Workforce Partnership Discusses Financial Help For Those Who Have Been Impacted By Coronavirus
Speaker 1: 00:00 As businesses close their doors to prevent the spread of covert 19 many employees have been laid off or had their hours reduced. The state, local and federal governments have been working to put tools in place to help people during this difficult financial time. Andrew Paccar. It is chief programs officer for the San Diego workforce partnership or an organization that provides people with information on state benefits. He joins us to talk about what kind of help is out there. Andrew, welcome. Thank you. Happy to be here. So president Trump signed an emergency aid package into law last night. What's your understanding of the type of aid it will provide to people out of work because of Corona virus? Speaker 2: 00:40 Yeah, we're watching the news carefully to understand what resources are going to become available for uh, San Diego guns. We understand that cash aid is part of that package. Um, but more importantly, what we're watching carefully is an expansion of current unemployment benefits, um, as well as special dislocated worker grants to help those who may have been impacted by the COBIT 19 crisis. Speaker 1: 01:05 Now those who have been laid off or had their hours reduced or eligible for unemployment and the waiting period to apply has been waived our part time or self-employed workers eligible for unemployment as well. Speaker 2: 01:17 Hard time and self-employed workers can still qualify. Um, and we encourage all to take advantage of these benefits. They can go online and file a claim online through EDD website or um, call it anytime Monday through Friday. Speaker 1: 01:31 We've heard of people having trouble getting through to the EDD online or on the phones. What advice do you have for them? Speaker 2: 01:38 Yes, we have seen a higher increase in traffic on um, web, online clams as well as phone calls.
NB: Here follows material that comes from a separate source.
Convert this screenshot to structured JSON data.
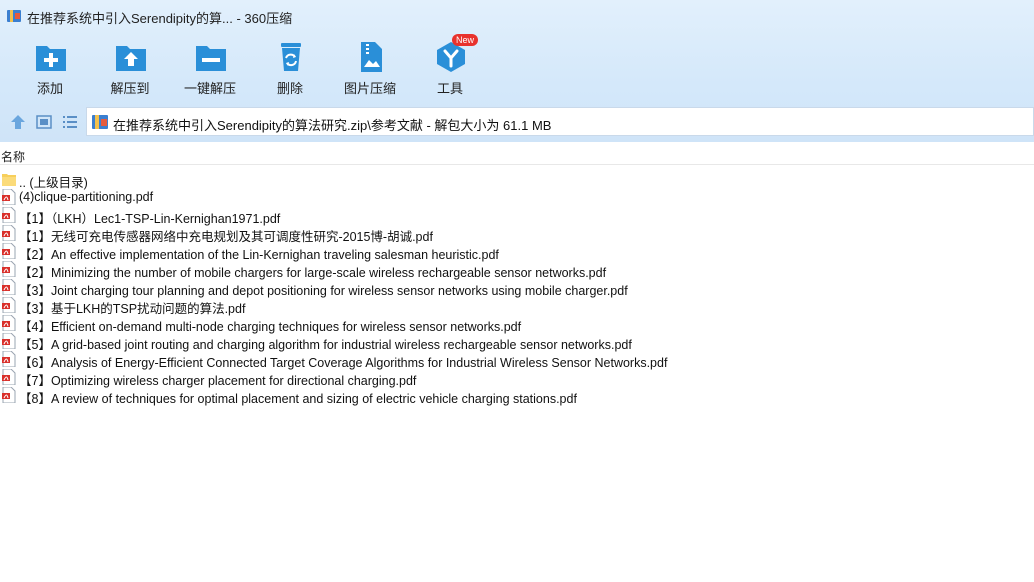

Uh, my advice is to hang in there and to keep trying and if you're still having difficulties, you can find out the phone number of one of our local career centers here on our website, workforce.org and someone standing by to help assist you Speaker 1: 01:58 for those who are sick and could possibly have coronavirus or have been told to quarantine themselves due to exposure. What financial resources are available to them. Speaker 2: 02:07 Yeah. In this case, individuals would also want to go to EDD. Uh, in this case you'd be filing for disability insurance. Disability insurance can help provide a benefit up to 60 to 70% of wages depending on the income and whether you're currently sick or on a medical quarantine. Uh, you could apply and be eligible for this benefit for up to 52 weeks. Speaker 1: 02:30 And what financial resources are available for those who are over 65 or have preexisting conditions and are being told to self isolate and can't work work Speaker 2: 02:39 remotely. Yeah. For those individuals who are 65 and plus, they could potentially qualify for both. The first resource I'd have them check out is the disability insurance that I just mentioned where they can supplement wages. They may also qualify for unemployment insurance if they had been working previously. Uh, both benefits can't be claimed at the same time. So I'd encourage all over 65 to go online and find out more about both options and what best fits their situation. Speaker 1: 03:07 Your organization. San Diego workforce partnership has six career centers to help those looking for unemployment, but they're close to the public right now. How are you now providing services? That's correct. Speaker 2: 03:20 Well, our six centers may have closed the doors to walk ins. Our staff are still standing by to help everyone impacted by the code of 19 crisis. We're available over the phone by email. We're even setting up zoom meetings to provide all of the great employment and career coaching services that we offer out there. I'll also say that for those EDD and unemployment benefits at this time, we're still open to helping those who may need in-person assistance. At this time. It's only on an appointment basis that could change in the future, but we know that some of our community members may not have access to a computer and internet or phone. Um, and so we want to make sure that all of our resources are available to all who may need them. Speaker 1: 04:08 And how about small businesses? Is there any help available to them if they've been impacted? Speaker 2: 04:12 Yeah, absolutely. Uh, with the governor's executive order, we saw that there was extensions in payroll tax filing. There's also through EDD, um, a program called worker sharing program. If you're considering laying off, uh, employees due to the economy in this crisis, there's programs, um, that may help supplement those workers wages to prevent you from laying them off. We also at the local level operate what's called layoff aversion programs where we're going to be connecting with businesses on a great variety of resources in the community. Um, if in businesses wanted to learn more about that, I encourage all to visit our website, workforce.org to find out more about these programs. Speaker 1: 04:57 You know, a lot of assistance available to those who have been impacted is in flux. Talk to me about that. Yeah, that's correct. Um, Speaker 2: 05:06 a lot of social services providers and community providers like us, um, are scrambling to redirect our services to our, uh, remote level. Um, we're fortunate that we had the, um, technology and infrastructure in place, but we're still trying to move more of our content, more of our resources online. So my recommendation for all who are seeking assistance is to continually check both our website, the state's website, um, and resources. Because as information is becoming available, we're pushing that out to the community. Speaker 1: 05:38 I have been speaking with Andrew Picard, chief programs officer with San Diego workforce partnership. Andrew, thank you so much for joining us. Thank you. Pleasure to be here.